═══ INFORMATION GIVEN ═══
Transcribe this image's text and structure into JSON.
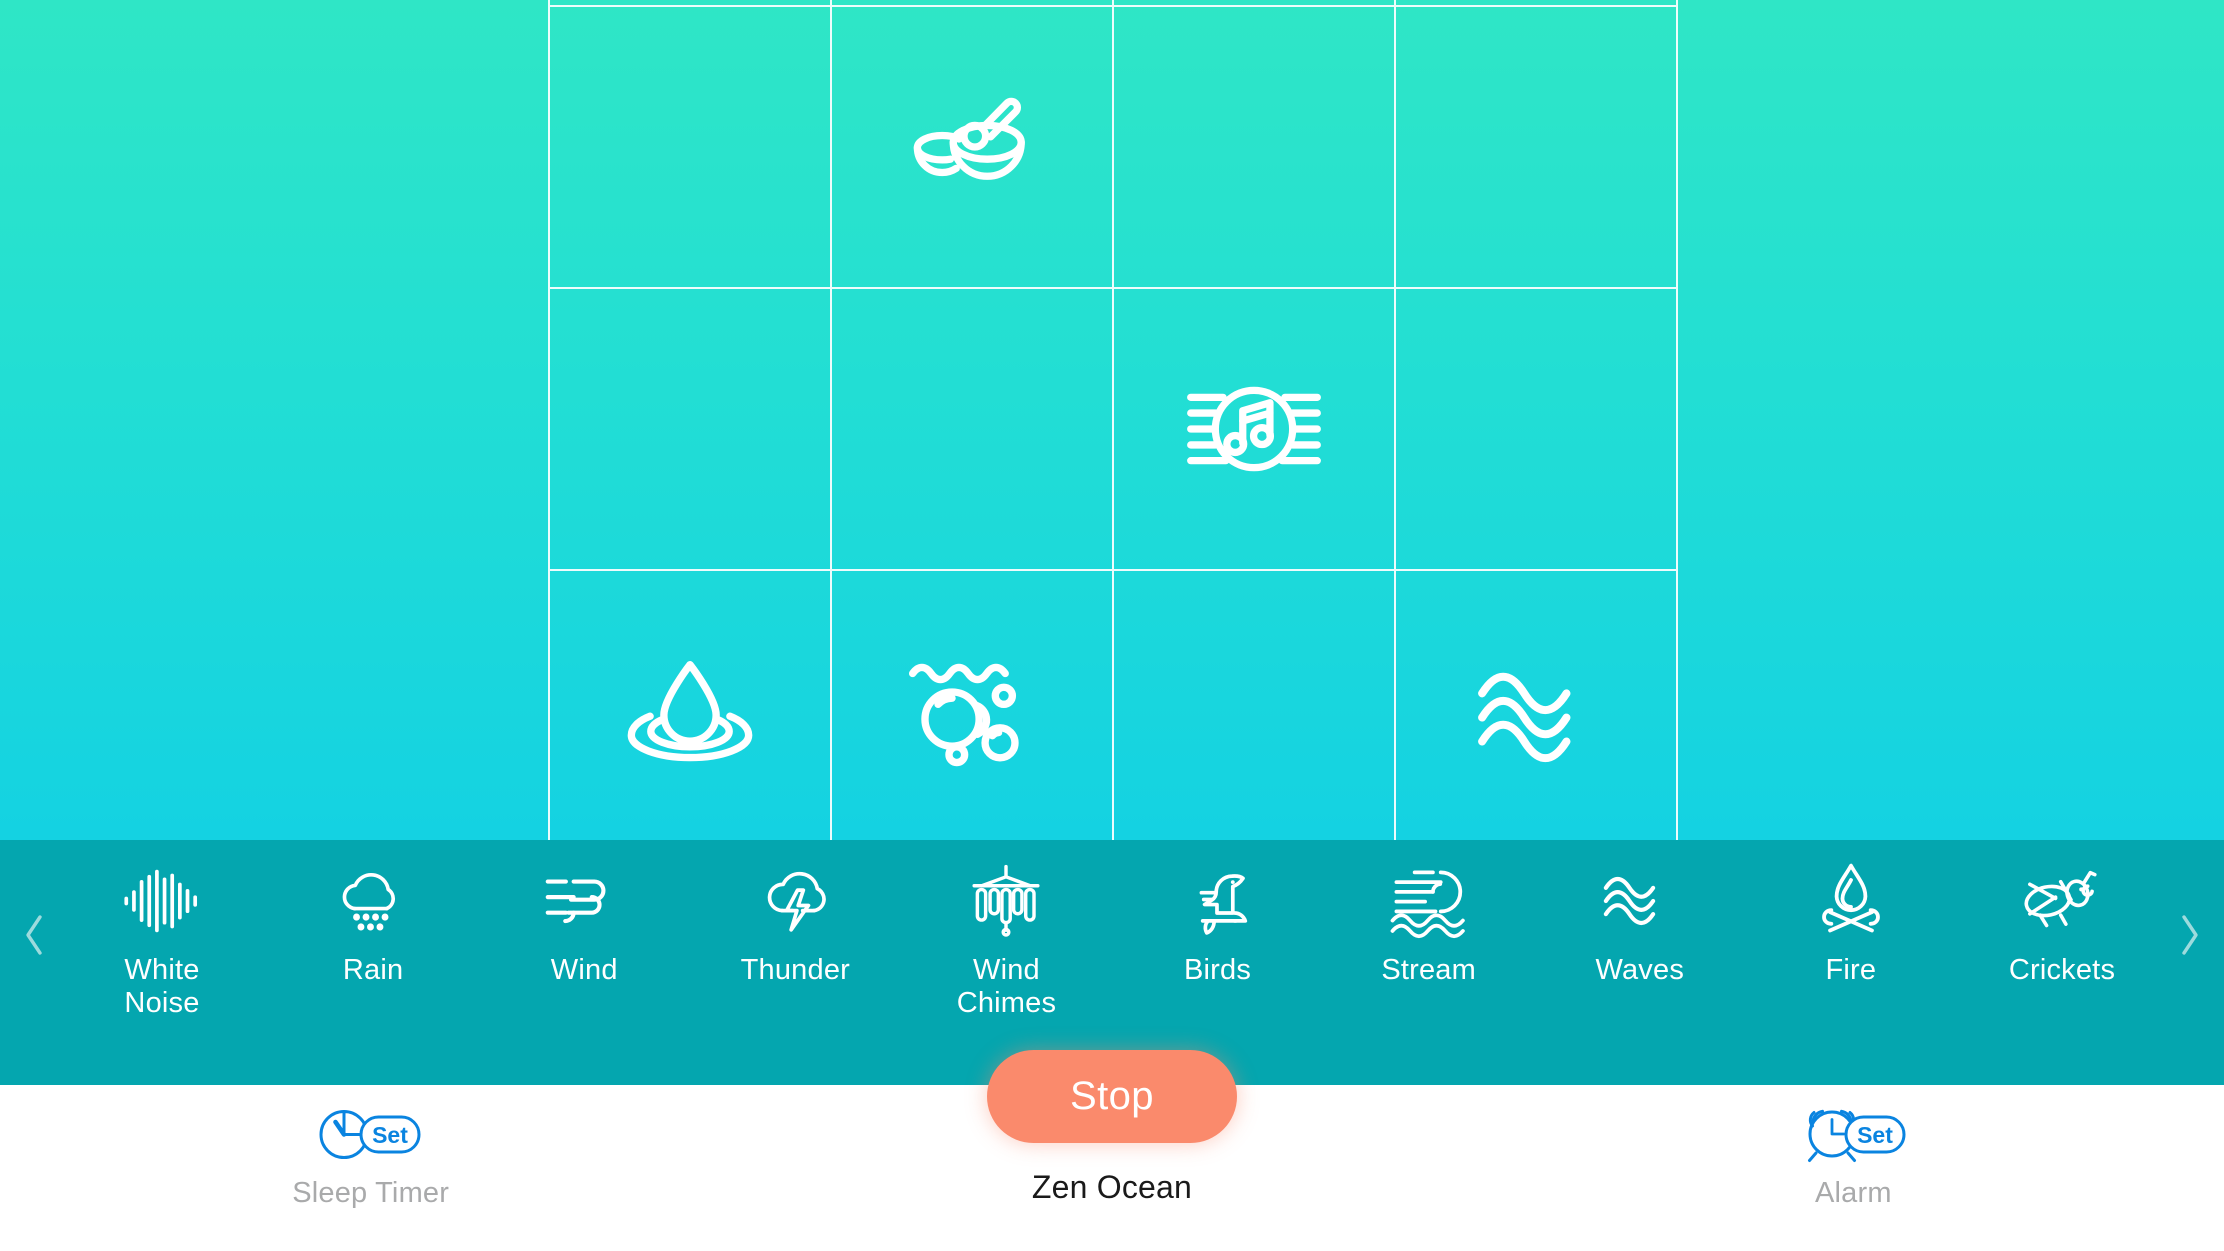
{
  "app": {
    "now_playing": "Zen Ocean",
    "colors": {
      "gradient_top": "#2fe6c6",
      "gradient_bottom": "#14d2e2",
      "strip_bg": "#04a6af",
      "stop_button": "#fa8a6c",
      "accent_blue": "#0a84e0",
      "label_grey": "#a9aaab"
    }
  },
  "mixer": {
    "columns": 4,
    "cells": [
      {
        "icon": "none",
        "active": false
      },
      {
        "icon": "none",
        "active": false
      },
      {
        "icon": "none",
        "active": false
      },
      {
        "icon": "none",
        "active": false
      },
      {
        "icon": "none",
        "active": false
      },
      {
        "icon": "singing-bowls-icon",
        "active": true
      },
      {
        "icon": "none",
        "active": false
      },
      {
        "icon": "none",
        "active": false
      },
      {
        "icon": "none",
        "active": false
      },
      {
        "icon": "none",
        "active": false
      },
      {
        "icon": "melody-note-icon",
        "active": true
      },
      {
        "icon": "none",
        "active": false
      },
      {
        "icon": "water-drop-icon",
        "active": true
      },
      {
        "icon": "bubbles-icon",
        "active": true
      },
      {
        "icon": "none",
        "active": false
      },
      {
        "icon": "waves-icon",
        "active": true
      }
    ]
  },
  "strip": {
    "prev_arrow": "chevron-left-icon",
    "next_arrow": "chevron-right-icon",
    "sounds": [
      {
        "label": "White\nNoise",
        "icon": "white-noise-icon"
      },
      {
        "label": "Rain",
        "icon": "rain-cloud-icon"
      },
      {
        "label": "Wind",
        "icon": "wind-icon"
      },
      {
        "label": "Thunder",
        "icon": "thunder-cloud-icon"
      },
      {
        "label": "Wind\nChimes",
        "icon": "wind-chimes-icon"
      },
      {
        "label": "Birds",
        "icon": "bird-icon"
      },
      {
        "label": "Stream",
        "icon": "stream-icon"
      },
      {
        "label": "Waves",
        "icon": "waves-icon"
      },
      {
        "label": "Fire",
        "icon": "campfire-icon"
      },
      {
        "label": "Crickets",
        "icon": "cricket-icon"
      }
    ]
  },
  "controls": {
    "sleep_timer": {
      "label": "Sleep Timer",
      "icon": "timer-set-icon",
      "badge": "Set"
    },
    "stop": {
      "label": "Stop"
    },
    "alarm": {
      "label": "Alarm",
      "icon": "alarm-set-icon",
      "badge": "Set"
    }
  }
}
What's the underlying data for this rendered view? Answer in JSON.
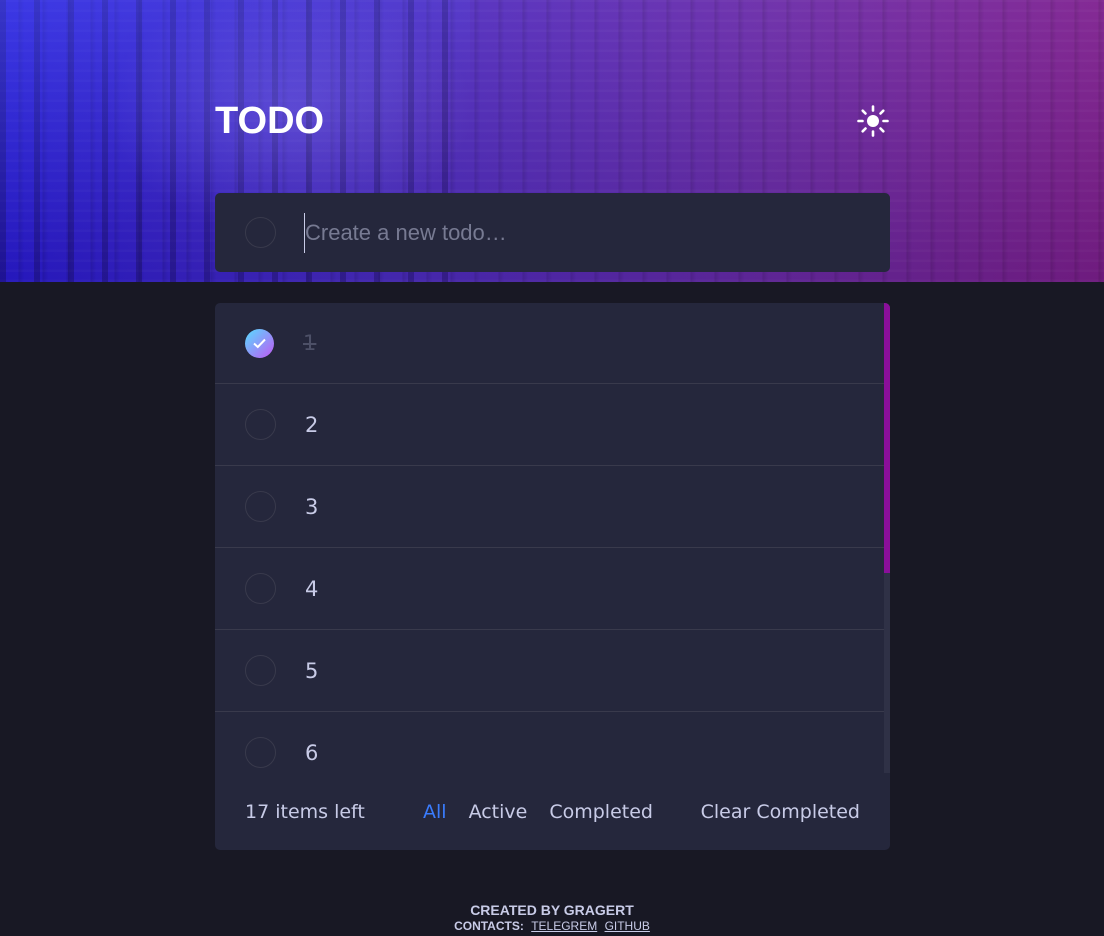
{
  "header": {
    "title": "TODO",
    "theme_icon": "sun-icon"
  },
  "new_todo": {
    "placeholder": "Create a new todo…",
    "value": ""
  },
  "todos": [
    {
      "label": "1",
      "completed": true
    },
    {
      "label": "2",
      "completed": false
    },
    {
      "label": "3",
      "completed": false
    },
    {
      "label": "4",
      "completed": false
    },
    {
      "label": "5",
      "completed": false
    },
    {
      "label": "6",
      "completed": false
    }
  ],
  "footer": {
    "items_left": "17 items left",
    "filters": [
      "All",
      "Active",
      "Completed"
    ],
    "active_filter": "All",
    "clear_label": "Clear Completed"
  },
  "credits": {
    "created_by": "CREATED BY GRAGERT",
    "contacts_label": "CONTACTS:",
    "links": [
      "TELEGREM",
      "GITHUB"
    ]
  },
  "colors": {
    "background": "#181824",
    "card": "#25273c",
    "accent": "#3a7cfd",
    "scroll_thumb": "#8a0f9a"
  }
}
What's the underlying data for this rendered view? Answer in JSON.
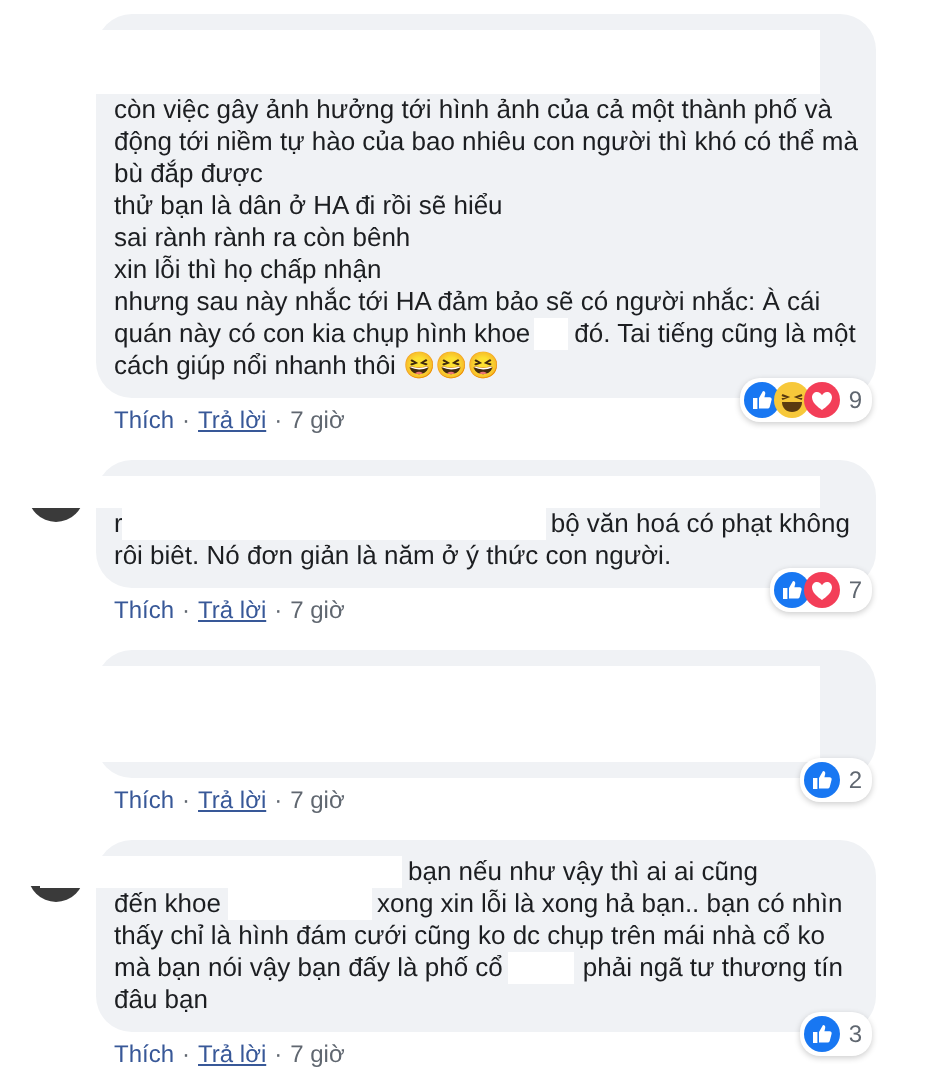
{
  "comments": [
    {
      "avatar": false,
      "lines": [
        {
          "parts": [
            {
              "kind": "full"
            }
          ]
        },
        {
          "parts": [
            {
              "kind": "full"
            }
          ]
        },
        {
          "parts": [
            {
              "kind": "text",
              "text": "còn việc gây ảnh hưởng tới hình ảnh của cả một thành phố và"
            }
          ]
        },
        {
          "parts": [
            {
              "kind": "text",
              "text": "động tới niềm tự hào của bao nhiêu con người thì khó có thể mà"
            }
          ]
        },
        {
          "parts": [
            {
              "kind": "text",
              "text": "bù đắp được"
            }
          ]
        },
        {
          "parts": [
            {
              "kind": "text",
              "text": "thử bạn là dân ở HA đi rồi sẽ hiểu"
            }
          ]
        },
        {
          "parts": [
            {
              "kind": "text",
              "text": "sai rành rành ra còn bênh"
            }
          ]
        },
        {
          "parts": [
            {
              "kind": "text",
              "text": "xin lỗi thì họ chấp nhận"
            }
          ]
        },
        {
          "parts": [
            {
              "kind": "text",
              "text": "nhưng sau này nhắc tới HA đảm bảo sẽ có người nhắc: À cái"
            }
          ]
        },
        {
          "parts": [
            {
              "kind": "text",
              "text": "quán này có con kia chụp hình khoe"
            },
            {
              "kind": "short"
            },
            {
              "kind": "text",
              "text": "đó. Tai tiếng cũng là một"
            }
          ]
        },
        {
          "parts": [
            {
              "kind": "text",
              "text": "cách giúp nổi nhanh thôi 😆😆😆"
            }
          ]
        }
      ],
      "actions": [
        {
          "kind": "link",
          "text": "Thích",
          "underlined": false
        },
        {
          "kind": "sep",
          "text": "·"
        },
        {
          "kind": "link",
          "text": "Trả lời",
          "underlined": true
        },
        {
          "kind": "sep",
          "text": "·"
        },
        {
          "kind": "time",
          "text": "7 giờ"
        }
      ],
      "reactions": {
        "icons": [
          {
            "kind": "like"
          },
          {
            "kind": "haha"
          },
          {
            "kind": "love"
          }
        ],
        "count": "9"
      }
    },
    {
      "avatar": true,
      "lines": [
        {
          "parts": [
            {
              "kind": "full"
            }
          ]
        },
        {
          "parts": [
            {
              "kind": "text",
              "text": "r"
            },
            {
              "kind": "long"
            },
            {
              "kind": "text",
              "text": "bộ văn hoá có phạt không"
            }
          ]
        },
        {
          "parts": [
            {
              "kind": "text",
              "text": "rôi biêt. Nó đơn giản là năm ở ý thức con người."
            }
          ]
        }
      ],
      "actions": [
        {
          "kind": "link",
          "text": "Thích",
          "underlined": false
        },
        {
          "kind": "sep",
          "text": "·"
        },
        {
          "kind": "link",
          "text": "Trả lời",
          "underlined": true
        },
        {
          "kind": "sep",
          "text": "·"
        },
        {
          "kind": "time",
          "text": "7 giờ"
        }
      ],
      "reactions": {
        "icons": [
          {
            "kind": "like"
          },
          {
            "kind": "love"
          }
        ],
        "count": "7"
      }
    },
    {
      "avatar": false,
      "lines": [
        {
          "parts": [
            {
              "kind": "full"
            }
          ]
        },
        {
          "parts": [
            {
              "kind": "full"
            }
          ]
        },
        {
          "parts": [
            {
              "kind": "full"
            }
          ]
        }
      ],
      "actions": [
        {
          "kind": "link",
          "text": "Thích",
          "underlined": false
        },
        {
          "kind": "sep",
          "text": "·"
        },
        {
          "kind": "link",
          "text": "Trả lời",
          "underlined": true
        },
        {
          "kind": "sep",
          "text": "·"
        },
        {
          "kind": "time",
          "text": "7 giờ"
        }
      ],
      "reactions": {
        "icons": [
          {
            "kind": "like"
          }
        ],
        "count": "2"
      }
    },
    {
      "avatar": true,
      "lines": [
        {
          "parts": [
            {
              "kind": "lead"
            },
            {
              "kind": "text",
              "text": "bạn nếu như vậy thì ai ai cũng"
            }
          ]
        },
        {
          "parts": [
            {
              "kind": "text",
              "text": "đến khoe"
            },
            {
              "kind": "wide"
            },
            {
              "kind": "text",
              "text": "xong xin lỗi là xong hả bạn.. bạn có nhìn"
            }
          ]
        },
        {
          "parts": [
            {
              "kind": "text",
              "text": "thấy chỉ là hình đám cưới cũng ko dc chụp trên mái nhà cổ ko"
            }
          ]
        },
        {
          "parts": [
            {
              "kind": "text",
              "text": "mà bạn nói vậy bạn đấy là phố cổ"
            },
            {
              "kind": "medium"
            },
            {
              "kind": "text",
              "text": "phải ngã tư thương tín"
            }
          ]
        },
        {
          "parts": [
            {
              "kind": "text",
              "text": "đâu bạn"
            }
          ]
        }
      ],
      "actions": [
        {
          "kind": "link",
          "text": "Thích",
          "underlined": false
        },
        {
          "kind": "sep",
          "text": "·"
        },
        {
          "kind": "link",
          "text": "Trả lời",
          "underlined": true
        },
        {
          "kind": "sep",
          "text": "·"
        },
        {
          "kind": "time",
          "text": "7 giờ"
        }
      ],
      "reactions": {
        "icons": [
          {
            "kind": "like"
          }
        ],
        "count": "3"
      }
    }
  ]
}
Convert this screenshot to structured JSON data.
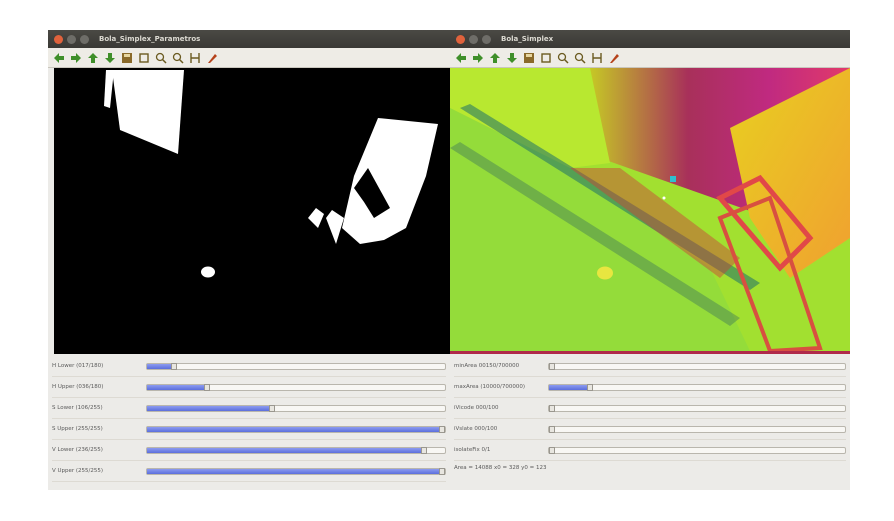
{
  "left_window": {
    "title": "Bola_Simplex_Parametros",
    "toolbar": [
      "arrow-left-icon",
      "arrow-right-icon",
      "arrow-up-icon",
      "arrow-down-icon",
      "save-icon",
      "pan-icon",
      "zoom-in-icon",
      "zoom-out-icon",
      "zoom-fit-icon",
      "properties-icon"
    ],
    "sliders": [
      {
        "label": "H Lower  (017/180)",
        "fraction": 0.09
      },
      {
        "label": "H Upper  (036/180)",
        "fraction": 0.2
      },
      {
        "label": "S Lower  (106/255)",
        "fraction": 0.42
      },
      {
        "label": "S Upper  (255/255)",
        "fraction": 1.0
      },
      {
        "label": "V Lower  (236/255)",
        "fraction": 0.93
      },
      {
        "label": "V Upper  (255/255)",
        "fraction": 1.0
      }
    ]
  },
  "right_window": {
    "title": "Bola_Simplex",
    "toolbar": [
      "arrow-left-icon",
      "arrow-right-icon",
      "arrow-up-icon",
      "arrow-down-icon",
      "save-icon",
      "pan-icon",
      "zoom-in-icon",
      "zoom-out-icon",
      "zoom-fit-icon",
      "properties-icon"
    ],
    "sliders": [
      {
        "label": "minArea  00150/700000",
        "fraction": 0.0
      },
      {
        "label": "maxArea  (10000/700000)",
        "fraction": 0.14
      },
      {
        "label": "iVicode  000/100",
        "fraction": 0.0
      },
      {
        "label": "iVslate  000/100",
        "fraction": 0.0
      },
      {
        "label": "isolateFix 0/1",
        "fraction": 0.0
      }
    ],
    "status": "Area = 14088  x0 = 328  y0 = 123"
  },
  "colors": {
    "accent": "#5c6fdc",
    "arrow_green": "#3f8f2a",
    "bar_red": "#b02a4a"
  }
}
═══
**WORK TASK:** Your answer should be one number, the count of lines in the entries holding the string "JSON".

**YOUR RESPONSE:** 4